**WORK REQUEST**
Starting at the line that holds "Give me the", quote every line through the end of the records, both boundary lines included. Omit the pictures.

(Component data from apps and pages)

'''

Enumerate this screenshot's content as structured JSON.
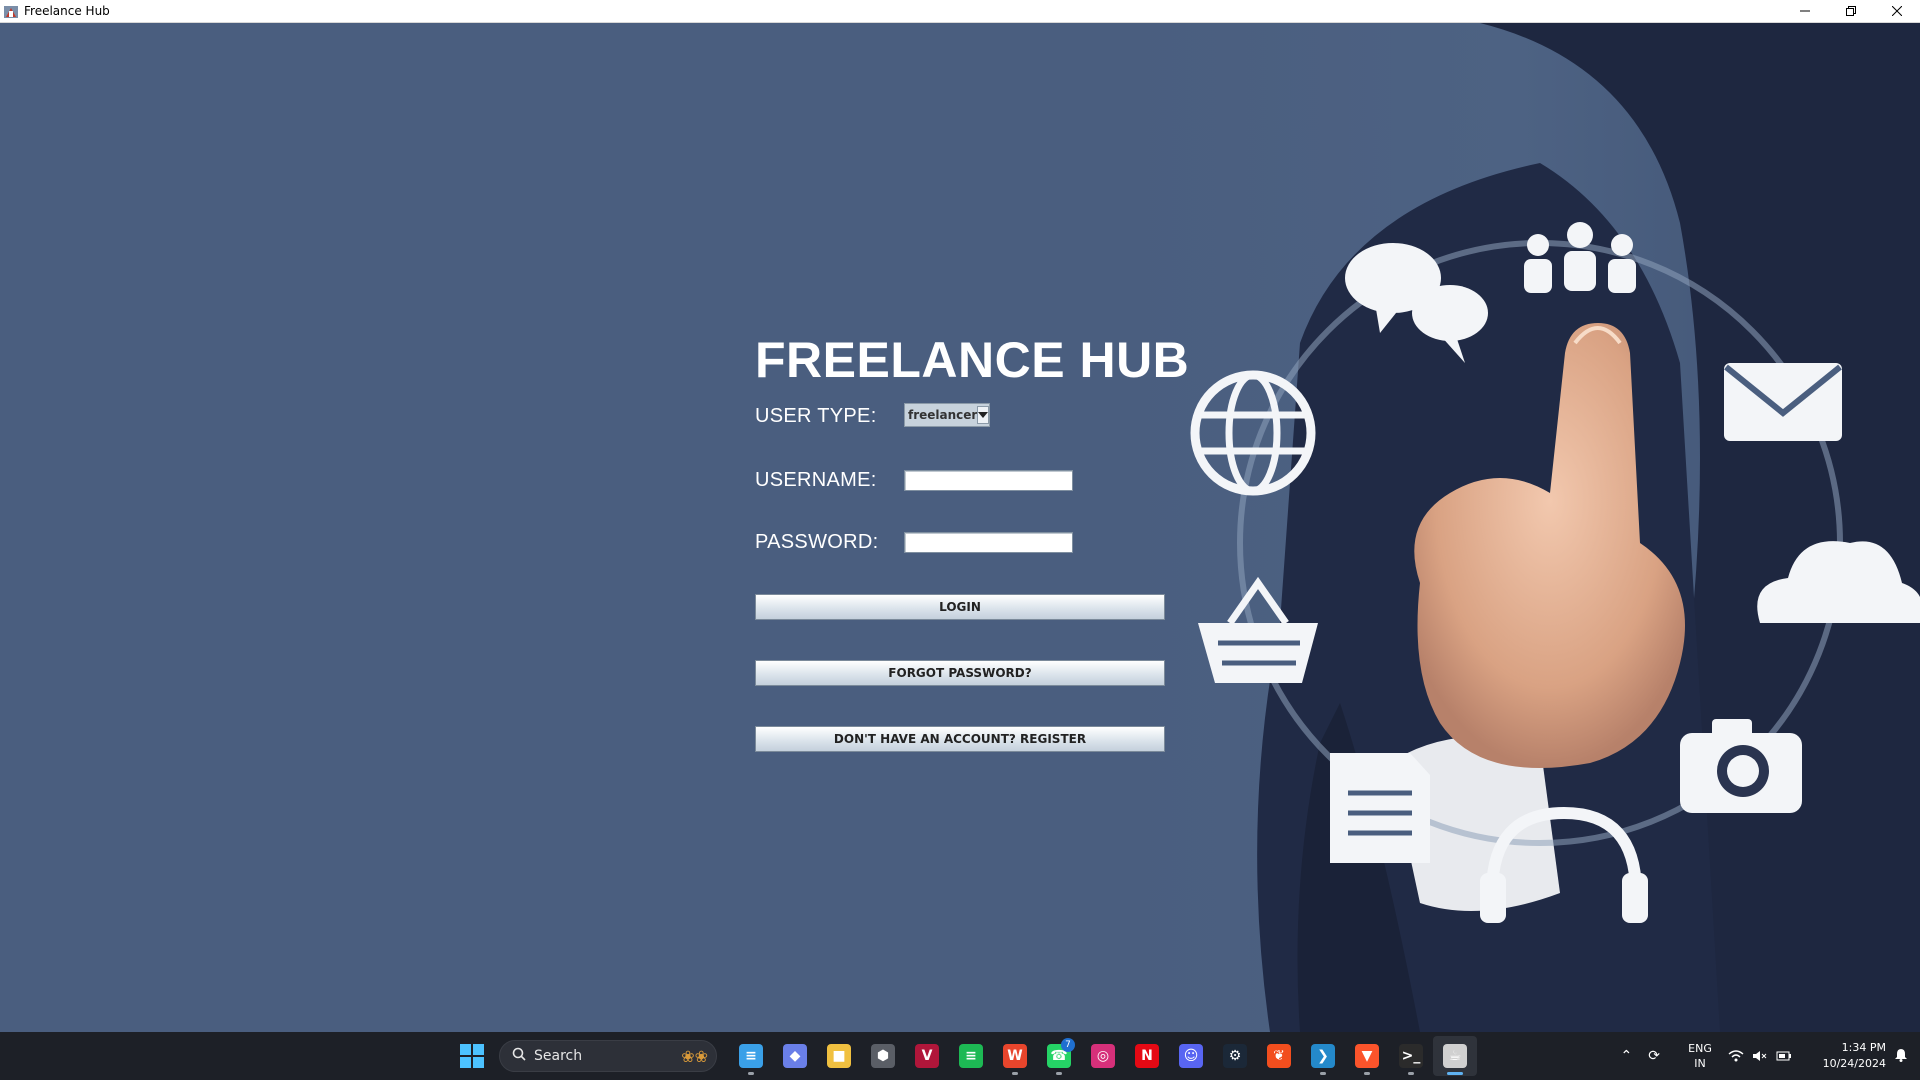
{
  "window": {
    "title": "Freelance Hub",
    "controls": {
      "minimize": "minimize-icon",
      "restore": "restore-icon",
      "close": "close-icon"
    }
  },
  "login": {
    "app_title": "FREELANCE HUB",
    "user_type_label": "USER TYPE:",
    "user_type_value": "freelancer",
    "username_label": "USERNAME:",
    "username_value": "",
    "password_label": "PASSWORD:",
    "password_value": "",
    "login_button": "LOGIN",
    "forgot_button": "FORGOT PASSWORD?",
    "register_button": "DON'T HAVE AN ACCOUNT? REGISTER"
  },
  "taskbar": {
    "search_placeholder": "Search",
    "apps": [
      {
        "name": "notepad",
        "icon": "notepad-icon",
        "color": "#3aa0e8",
        "running": true
      },
      {
        "name": "copilot",
        "icon": "copilot-icon",
        "color": "#6a7fe8",
        "running": false
      },
      {
        "name": "file-explorer",
        "icon": "folder-icon",
        "color": "#f0c040",
        "running": false
      },
      {
        "name": "unity",
        "icon": "unity-icon",
        "color": "#5a5e66",
        "running": false
      },
      {
        "name": "vectorizer",
        "icon": "v-icon",
        "color": "#b0163a",
        "running": false
      },
      {
        "name": "spotify",
        "icon": "spotify-icon",
        "color": "#1db954",
        "running": false
      },
      {
        "name": "wps-office",
        "icon": "w-icon",
        "color": "#e8452c",
        "running": true
      },
      {
        "name": "whatsapp",
        "icon": "whatsapp-icon",
        "color": "#25d366",
        "running": true,
        "badge": "7"
      },
      {
        "name": "instagram",
        "icon": "instagram-icon",
        "color": "#d6307a",
        "running": false
      },
      {
        "name": "netflix",
        "icon": "netflix-icon",
        "color": "#e50914",
        "running": false
      },
      {
        "name": "discord",
        "icon": "discord-icon",
        "color": "#5865f2",
        "running": false
      },
      {
        "name": "steam",
        "icon": "steam-icon",
        "color": "#1b2838",
        "running": false
      },
      {
        "name": "figma",
        "icon": "figma-icon",
        "color": "#f24e1e",
        "running": false
      },
      {
        "name": "vscode",
        "icon": "vscode-icon",
        "color": "#2489ca",
        "running": true
      },
      {
        "name": "brave",
        "icon": "brave-icon",
        "color": "#fb542b",
        "running": true
      },
      {
        "name": "terminal",
        "icon": "terminal-icon",
        "color": "#2b2b2b",
        "running": true
      },
      {
        "name": "java-app",
        "icon": "java-app-icon",
        "color": "#d0d0d0",
        "running": true,
        "active": true
      }
    ],
    "language": {
      "line1": "ENG",
      "line2": "IN"
    },
    "clock": {
      "time": "1:34 PM",
      "date": "10/24/2024"
    }
  }
}
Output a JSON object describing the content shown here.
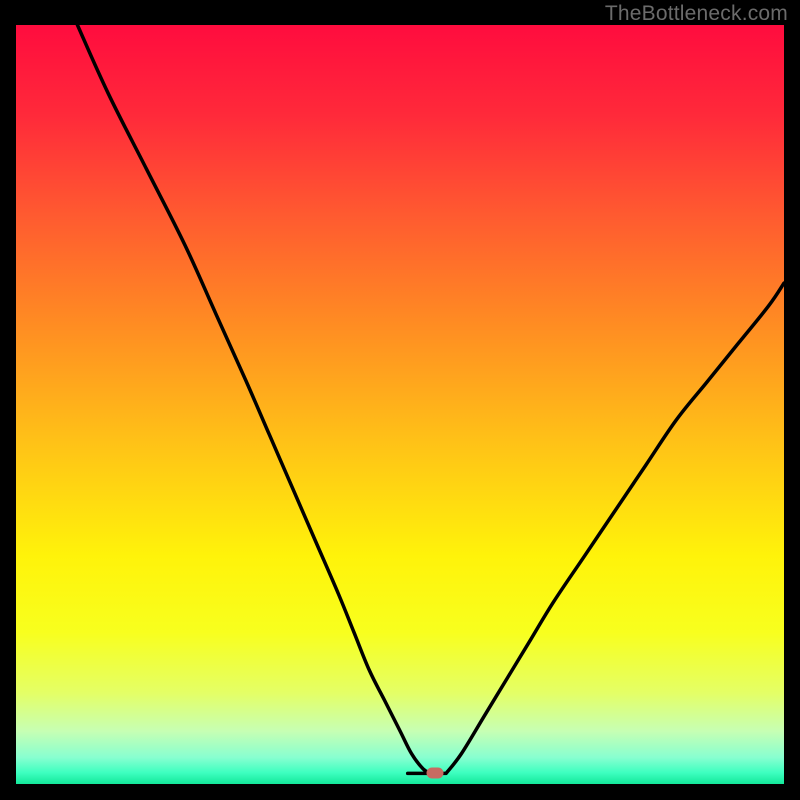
{
  "watermark": "TheBottleneck.com",
  "gradient": {
    "stops": [
      {
        "offset": 0.0,
        "color": "#ff0c3e"
      },
      {
        "offset": 0.12,
        "color": "#ff2a3a"
      },
      {
        "offset": 0.25,
        "color": "#ff5a30"
      },
      {
        "offset": 0.4,
        "color": "#ff8e22"
      },
      {
        "offset": 0.55,
        "color": "#ffc217"
      },
      {
        "offset": 0.7,
        "color": "#fff30a"
      },
      {
        "offset": 0.8,
        "color": "#f8ff1e"
      },
      {
        "offset": 0.88,
        "color": "#e4ff66"
      },
      {
        "offset": 0.93,
        "color": "#c7ffb3"
      },
      {
        "offset": 0.965,
        "color": "#88ffd0"
      },
      {
        "offset": 0.985,
        "color": "#3effc0"
      },
      {
        "offset": 1.0,
        "color": "#13e89a"
      }
    ]
  },
  "marker": {
    "x_frac": 0.545,
    "y_frac": 0.986,
    "color": "#c76b62"
  },
  "chart_data": {
    "type": "line",
    "title": "",
    "xlabel": "",
    "ylabel": "",
    "xlim": [
      0,
      100
    ],
    "ylim": [
      0,
      100
    ],
    "grid": false,
    "legend": false,
    "series": [
      {
        "name": "left-branch",
        "x": [
          8,
          12,
          17,
          22,
          26,
          30,
          33,
          36,
          39,
          42,
          44,
          46,
          48,
          50,
          51.5,
          53,
          54
        ],
        "y": [
          100,
          91,
          81,
          71,
          62,
          53,
          46,
          39,
          32,
          25,
          20,
          15,
          11,
          7,
          4,
          2,
          1.4
        ]
      },
      {
        "name": "right-branch",
        "x": [
          56,
          58,
          61,
          64,
          67,
          70,
          74,
          78,
          82,
          86,
          90,
          94,
          98,
          100
        ],
        "y": [
          1.4,
          4,
          9,
          14,
          19,
          24,
          30,
          36,
          42,
          48,
          53,
          58,
          63,
          66
        ]
      },
      {
        "name": "flat-bottom",
        "x": [
          51,
          56
        ],
        "y": [
          1.4,
          1.4
        ]
      }
    ],
    "annotations": [
      {
        "text": "TheBottleneck.com",
        "pos": "top-right"
      }
    ],
    "optimum_marker": {
      "x": 54.5,
      "y": 1.4
    }
  }
}
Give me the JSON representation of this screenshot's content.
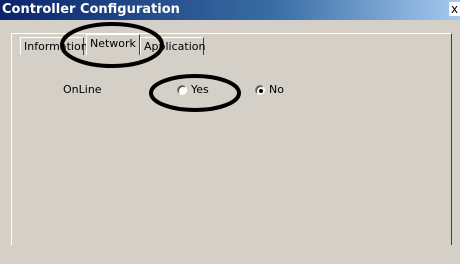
{
  "window": {
    "title": "Controller Configuration",
    "close_label": "x"
  },
  "tabs": [
    {
      "label": "Information",
      "active": false
    },
    {
      "label": "Network",
      "active": true
    },
    {
      "label": "Application",
      "active": false
    }
  ],
  "network": {
    "online_label": "OnLine",
    "options": [
      {
        "label": "Yes",
        "selected": false
      },
      {
        "label": "No",
        "selected": true
      }
    ]
  },
  "colors": {
    "titlebar_start": "#0a246a",
    "titlebar_end": "#a6caf0",
    "dialog_face": "#d4d0c8",
    "annotation_stroke": "#000000"
  }
}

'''

**RESULT OF THIS EXERCISE**
Give me the JSON representation of this screenshot's content.
{
  "window": {
    "title": "Controller Configuration",
    "close_label": "x"
  },
  "tabs": [
    {
      "label": "Information",
      "active": false
    },
    {
      "label": "Network",
      "active": true
    },
    {
      "label": "Application",
      "active": false
    }
  ],
  "network": {
    "online_label": "OnLine",
    "options": [
      {
        "label": "Yes",
        "selected": false
      },
      {
        "label": "No",
        "selected": true
      }
    ]
  },
  "colors": {
    "titlebar_start": "#0a246a",
    "titlebar_end": "#a6caf0",
    "dialog_face": "#d4d0c8",
    "annotation_stroke": "#000000"
  }
}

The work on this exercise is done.